The Course

The Host-Pathogen Interaction module focuses on the mechanisms that underlie diseases caused by important bacteria, viruses and protozoa. Agents of communicable disease that lie at the forefront of current research efforts or represent major neglected diseases of mankind are discussed, although the course is not constructed around a taxonomic approach. Emphasis is placed on the combined use of molecular, cellular and structural biology to unravel detailed structure-function relationships underlying pathogen-host interactions. Sufficient background is covered to enable students to appreciate how host responses to pathogen infections can result in useful immunity and sometimes in harmful immunopathology.

Research Projects

Projects may be available in research groups with a diversity of interests. Research in virology spans mechanisms of transcriptional and translational control, viral evolution, and structural biology of viral proteins. Research in microbiology is concentrated on elucidating molecular mechanisms that underlie the virulence of pathogenic bacteria. This work involves the study of multidrug efflux pumps and outer membrane assembly, the cellular microbiology of bacterial cell entry and intracellular replication, and bacterial cell motility and multicellular behaviour. These studies encompass molecular biology, cellular biology, biochemistry and structural biology. Parasitology research concerns protozoan and helminth infections and their subsequent host-immune responses.  For example, several malaria research groups focus on the investigation of the molecular basis for drug resistance, virulence and infectivity in Plasmodium parasites.

Research projects are available which cover a wide range of topics, and students are able to match a topic to their own particular interests.

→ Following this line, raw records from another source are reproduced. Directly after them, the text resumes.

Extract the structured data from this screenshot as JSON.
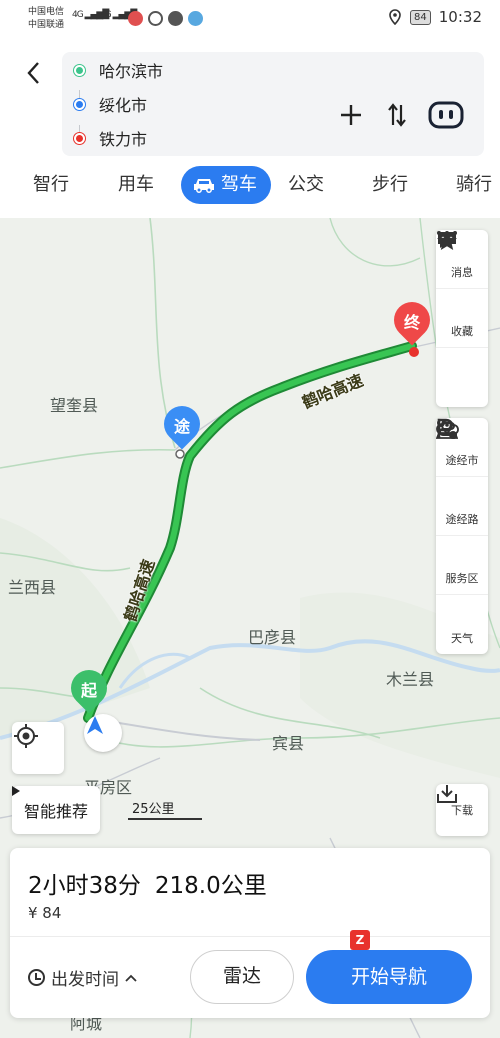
{
  "status_bar": {
    "carrier1": "中国电信",
    "carrier2": "中国联通",
    "net1": "4G",
    "net2": "4G",
    "battery": "84",
    "time": "10:32"
  },
  "route": {
    "origin": "哈尔滨市",
    "waypoint": "绥化市",
    "destination": "铁力市",
    "colors": {
      "origin": "#3cc48c",
      "waypoint": "#2b7cf0",
      "destination": "#e8322c"
    }
  },
  "mode_tabs": [
    "智行",
    "用车",
    "驾车",
    "公交",
    "步行",
    "骑行"
  ],
  "active_tab": "驾车",
  "map": {
    "places": [
      "望奎县",
      "兰西县",
      "巴彦县",
      "木兰县",
      "宾县",
      "平房区",
      "阿城"
    ],
    "road_labels": [
      "鹤哈高速",
      "鹤哈高速"
    ],
    "markers": {
      "start": "起",
      "via": "途",
      "end": "终"
    },
    "route_color": "#2fb64a"
  },
  "side_tools": {
    "group1": [
      {
        "icon": "message-icon",
        "label": "消息"
      },
      {
        "icon": "star-icon",
        "label": "收藏"
      },
      {
        "icon": "more-icon",
        "label": ""
      }
    ],
    "group2": [
      {
        "icon": "waypoint-city-icon",
        "label": "途经市"
      },
      {
        "icon": "waypoint-road-icon",
        "label": "途经路"
      },
      {
        "icon": "service-area-icon",
        "label": "服务区"
      },
      {
        "icon": "weather-icon",
        "label": "天气"
      }
    ]
  },
  "recommend_label": "智能推荐",
  "scale_label": "25公里",
  "download_label": "下载",
  "summary": {
    "duration": "2小时38分",
    "distance": "218.0公里",
    "cost": "¥ 84"
  },
  "depart_label": "出发时间",
  "radar_label": "雷达",
  "navigate_label": "开始导航",
  "navigate_badge": "Z"
}
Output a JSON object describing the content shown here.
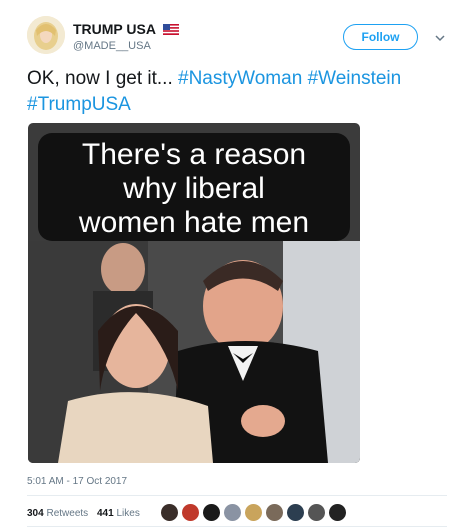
{
  "header": {
    "display_name": "TRUMP USA",
    "handle": "@MADE__USA",
    "follow_label": "Follow"
  },
  "tweet": {
    "text_plain": "OK, now I get it... ",
    "hashtags": [
      "#NastyWoman",
      "#Weinstein",
      "#TrumpUSA"
    ],
    "image_caption_lines": [
      "There's a reason",
      "why liberal",
      "women hate men"
    ],
    "timestamp": "5:01 AM - 17 Oct 2017"
  },
  "stats": {
    "retweets_count": "304",
    "retweets_label": "Retweets",
    "likes_count": "441",
    "likes_label": "Likes"
  },
  "likers": [
    {
      "name": "liker-1",
      "color": "#3a2e2a"
    },
    {
      "name": "liker-2",
      "color": "#c0392b"
    },
    {
      "name": "liker-3",
      "color": "#1a1a1a"
    },
    {
      "name": "liker-4",
      "color": "#8a93a3"
    },
    {
      "name": "liker-5",
      "color": "#c9a45c"
    },
    {
      "name": "liker-6",
      "color": "#7a6a5a"
    },
    {
      "name": "liker-7",
      "color": "#2c3e50"
    },
    {
      "name": "liker-8",
      "color": "#555555"
    },
    {
      "name": "liker-9",
      "color": "#222222"
    }
  ],
  "colors": {
    "accent": "#1da1f2",
    "hashtag": "#1b95e0",
    "muted": "#657786",
    "text": "#14171a"
  }
}
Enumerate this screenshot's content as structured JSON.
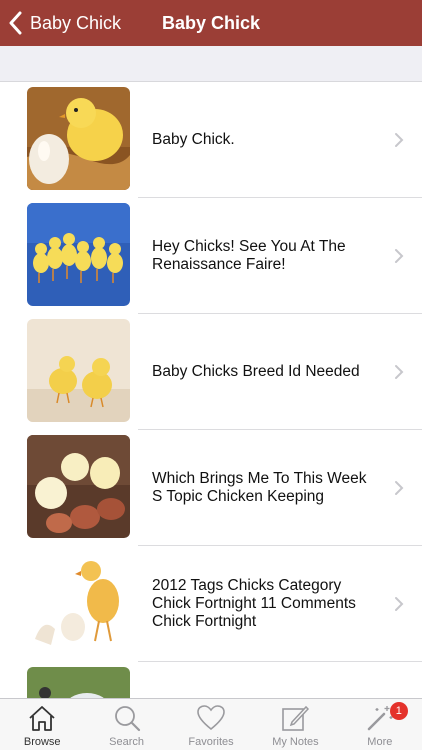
{
  "nav": {
    "back_label": "Baby Chick",
    "title": "Baby Chick"
  },
  "items": [
    {
      "title": "Baby Chick."
    },
    {
      "title": "Hey Chicks! See You At The Renaissance Faire!"
    },
    {
      "title": "Baby Chicks Breed Id Needed"
    },
    {
      "title": "Which Brings Me To This Week S Topic Chicken Keeping"
    },
    {
      "title": "2012 Tags Chicks Category Chick Fortnight 11 Comments Chick Fortnight"
    },
    {
      "title": ""
    }
  ],
  "tabs": [
    {
      "label": "Browse",
      "icon": "home-icon",
      "active": true
    },
    {
      "label": "Search",
      "icon": "search-icon"
    },
    {
      "label": "Favorites",
      "icon": "heart-icon"
    },
    {
      "label": "My Notes",
      "icon": "notes-icon"
    },
    {
      "label": "More",
      "icon": "magic-wand-icon",
      "badge": "1"
    }
  ],
  "colors": {
    "navbar": "#9b3e36",
    "badge": "#e4322b"
  }
}
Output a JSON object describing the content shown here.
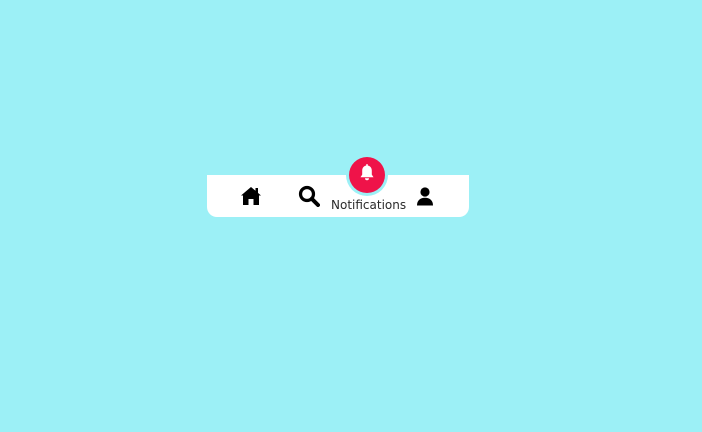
{
  "background_color": "#9cf0f6",
  "navbar": {
    "items": [
      {
        "id": "home",
        "icon": "home-icon",
        "active": false
      },
      {
        "id": "search",
        "icon": "search-icon",
        "active": false
      },
      {
        "id": "notifications",
        "icon": "bell-icon",
        "label": "Notifications",
        "active": true
      },
      {
        "id": "profile",
        "icon": "user-icon",
        "active": false
      }
    ],
    "active_color": "#ef1349",
    "icon_color": "#000000"
  }
}
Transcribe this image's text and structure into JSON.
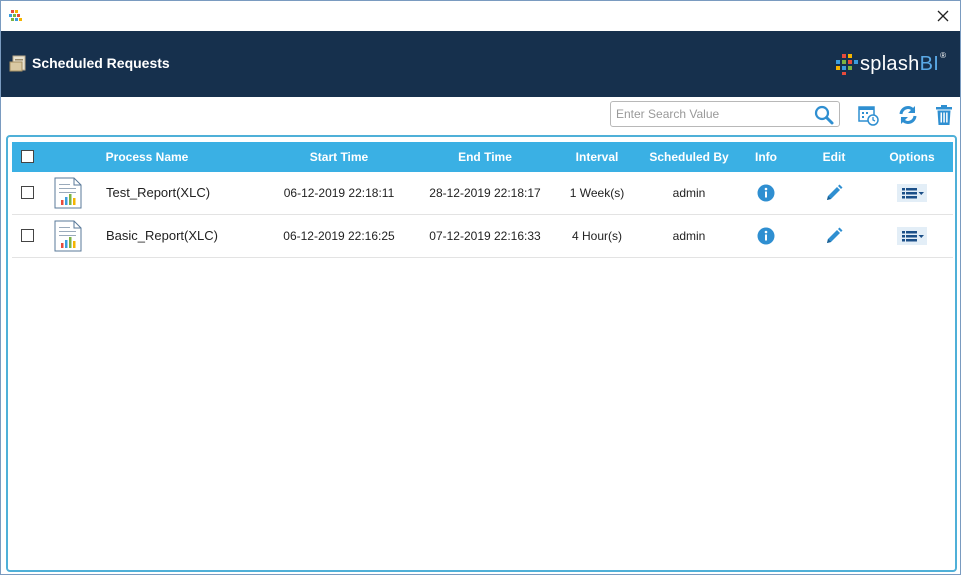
{
  "window": {
    "close_glyph": "✕",
    "close_icon": "close-icon",
    "app_icon": "splashbi-app-icon"
  },
  "header": {
    "title": "Scheduled Requests",
    "title_icon": "scheduled-requests-icon",
    "logo_text_main": "splash",
    "logo_text_accent": "BI",
    "logo_reg": "®",
    "background": "#16304d"
  },
  "toolbar": {
    "search_placeholder": "Enter Search Value",
    "search_value": "",
    "search_icon": "search-icon",
    "schedule_icon": "calendar-clock-icon",
    "refresh_icon": "refresh-icon",
    "delete_icon": "trash-icon",
    "accent": "#2f8fd1"
  },
  "table": {
    "header_bg": "#3ab0e4",
    "columns": {
      "process_name": "Process Name",
      "start_time": "Start Time",
      "end_time": "End Time",
      "interval": "Interval",
      "scheduled_by": "Scheduled By",
      "info": "Info",
      "edit": "Edit",
      "options": "Options"
    },
    "rows": [
      {
        "process_name": "Test_Report(XLC)",
        "start_time": "06-12-2019 22:18:11",
        "end_time": "28-12-2019 22:18:17",
        "interval": "1 Week(s)",
        "scheduled_by": "admin"
      },
      {
        "process_name": "Basic_Report(XLC)",
        "start_time": "06-12-2019 22:16:25",
        "end_time": "07-12-2019 22:16:33",
        "interval": "4 Hour(s)",
        "scheduled_by": "admin"
      }
    ]
  }
}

Other scientists in external laboratories whose work is closely related, such as members of staff at the UK Health Security Agency at Addenbrookes Hospital, and at the Veterinary School also contribute projects.

Examples of Current/Previous Projects

  • Early detection of zoonotic pathogens using avian faeces
  • Remodelling of the cytoskeleton by invasive Salmonella
  • DNA replication in the human malaria parasite Plasmodium falciparum
  • Investigation of Healthcare Associated Infections at Addenbrookes Hospital
  • Unravelling secret structures of parasitic nematodes through advanced microscopy
  • Investigation of antimicrobial use and antimicrobial stewardship at Addenbrookes Hospital
  • Characterisation of novel ubiquitin pathway enzymes in Plasmodium falciparum
  • Characterisation of Chlamydia inclusion filaments and their role during bacterial replication and persistence
  • Transposable elements as drivers of evolution in parasitic genomes
  • How does Salmonella hijack vesicular trafficking pathways in the infected cell?